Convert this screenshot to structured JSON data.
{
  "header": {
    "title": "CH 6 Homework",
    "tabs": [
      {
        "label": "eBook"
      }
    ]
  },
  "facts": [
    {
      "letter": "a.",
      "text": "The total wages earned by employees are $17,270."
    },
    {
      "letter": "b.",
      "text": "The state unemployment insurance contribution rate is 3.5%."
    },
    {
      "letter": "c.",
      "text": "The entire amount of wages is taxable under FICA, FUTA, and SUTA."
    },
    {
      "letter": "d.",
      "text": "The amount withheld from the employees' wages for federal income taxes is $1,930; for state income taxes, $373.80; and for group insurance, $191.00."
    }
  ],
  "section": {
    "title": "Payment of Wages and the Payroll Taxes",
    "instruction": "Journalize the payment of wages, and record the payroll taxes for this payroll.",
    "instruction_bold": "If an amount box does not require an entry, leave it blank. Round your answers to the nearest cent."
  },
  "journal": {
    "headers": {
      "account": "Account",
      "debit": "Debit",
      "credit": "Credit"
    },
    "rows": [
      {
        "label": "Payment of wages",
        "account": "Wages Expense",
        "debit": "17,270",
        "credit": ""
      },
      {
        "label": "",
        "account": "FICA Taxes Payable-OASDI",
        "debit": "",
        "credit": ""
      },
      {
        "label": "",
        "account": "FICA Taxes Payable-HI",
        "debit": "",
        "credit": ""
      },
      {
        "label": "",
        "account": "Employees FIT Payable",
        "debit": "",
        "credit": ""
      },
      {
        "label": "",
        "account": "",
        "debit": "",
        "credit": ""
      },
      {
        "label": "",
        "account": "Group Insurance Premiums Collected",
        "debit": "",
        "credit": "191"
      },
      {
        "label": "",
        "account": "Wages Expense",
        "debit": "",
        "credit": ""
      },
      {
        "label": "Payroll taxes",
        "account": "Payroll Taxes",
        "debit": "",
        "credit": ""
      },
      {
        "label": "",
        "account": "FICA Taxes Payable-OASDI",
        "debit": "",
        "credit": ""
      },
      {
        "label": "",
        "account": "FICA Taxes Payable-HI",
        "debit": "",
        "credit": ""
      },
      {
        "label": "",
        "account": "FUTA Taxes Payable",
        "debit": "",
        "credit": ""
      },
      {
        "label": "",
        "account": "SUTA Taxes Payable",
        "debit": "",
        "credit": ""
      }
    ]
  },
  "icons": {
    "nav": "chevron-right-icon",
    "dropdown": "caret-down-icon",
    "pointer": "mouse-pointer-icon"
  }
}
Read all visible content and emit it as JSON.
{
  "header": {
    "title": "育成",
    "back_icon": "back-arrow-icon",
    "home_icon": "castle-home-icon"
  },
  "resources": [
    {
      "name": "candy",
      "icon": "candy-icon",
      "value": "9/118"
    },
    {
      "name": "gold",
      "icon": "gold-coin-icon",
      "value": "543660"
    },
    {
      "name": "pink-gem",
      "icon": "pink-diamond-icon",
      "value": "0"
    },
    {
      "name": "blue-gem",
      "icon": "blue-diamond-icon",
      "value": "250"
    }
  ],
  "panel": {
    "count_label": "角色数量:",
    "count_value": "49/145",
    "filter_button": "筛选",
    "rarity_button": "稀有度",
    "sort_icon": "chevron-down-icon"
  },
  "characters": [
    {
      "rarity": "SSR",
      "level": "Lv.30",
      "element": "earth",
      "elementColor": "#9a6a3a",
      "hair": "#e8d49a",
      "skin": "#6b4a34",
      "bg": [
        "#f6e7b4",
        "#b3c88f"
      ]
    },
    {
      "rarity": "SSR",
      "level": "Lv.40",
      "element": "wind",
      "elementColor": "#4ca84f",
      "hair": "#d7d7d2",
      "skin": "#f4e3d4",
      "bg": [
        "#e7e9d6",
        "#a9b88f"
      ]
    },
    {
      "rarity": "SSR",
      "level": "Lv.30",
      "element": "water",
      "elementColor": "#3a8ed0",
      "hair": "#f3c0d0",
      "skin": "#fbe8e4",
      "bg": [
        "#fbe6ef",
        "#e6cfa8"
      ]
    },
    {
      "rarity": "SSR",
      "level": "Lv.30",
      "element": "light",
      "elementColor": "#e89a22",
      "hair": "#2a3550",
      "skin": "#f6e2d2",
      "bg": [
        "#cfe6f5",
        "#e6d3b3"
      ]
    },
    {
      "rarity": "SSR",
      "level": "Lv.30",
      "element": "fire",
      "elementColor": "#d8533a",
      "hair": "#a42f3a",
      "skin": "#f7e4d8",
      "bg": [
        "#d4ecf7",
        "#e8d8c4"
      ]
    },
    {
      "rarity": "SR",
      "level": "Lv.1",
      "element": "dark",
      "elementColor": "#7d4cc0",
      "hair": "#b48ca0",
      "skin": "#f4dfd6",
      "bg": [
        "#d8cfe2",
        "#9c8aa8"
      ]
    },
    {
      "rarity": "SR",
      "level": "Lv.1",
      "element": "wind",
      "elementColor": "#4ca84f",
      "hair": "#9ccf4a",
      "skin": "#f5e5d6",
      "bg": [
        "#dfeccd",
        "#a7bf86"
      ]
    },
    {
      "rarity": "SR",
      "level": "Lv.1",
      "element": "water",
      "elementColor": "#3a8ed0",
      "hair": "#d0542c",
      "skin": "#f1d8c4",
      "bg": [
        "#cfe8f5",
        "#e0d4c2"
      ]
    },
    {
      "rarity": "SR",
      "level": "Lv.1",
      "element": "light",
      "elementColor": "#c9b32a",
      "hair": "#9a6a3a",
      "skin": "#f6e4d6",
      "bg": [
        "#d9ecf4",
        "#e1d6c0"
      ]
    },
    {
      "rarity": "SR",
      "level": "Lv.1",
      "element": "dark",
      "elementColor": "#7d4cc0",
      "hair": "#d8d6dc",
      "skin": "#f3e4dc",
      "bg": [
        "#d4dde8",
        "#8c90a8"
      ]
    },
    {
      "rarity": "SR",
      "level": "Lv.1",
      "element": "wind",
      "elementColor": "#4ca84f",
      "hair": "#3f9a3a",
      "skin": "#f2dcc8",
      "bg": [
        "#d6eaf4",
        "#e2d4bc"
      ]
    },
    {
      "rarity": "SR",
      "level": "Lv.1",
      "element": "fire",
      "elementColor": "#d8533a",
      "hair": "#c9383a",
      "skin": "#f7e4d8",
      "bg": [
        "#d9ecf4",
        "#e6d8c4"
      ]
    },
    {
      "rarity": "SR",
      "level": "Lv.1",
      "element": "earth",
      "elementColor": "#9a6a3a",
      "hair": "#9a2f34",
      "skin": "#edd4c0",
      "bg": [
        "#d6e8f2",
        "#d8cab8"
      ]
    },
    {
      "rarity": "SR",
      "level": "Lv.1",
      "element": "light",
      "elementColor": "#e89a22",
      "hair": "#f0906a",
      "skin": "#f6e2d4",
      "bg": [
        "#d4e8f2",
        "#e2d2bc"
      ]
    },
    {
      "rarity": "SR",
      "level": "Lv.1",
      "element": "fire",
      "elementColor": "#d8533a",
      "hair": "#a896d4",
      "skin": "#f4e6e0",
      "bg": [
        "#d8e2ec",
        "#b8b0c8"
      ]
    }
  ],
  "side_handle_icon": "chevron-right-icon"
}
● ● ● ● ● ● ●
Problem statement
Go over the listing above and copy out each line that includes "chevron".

Solution
    "nav": "chevron-right-icon",
    "sort_icon": "chevron-down-icon"
  "side_handle_icon": "chevron-right-icon"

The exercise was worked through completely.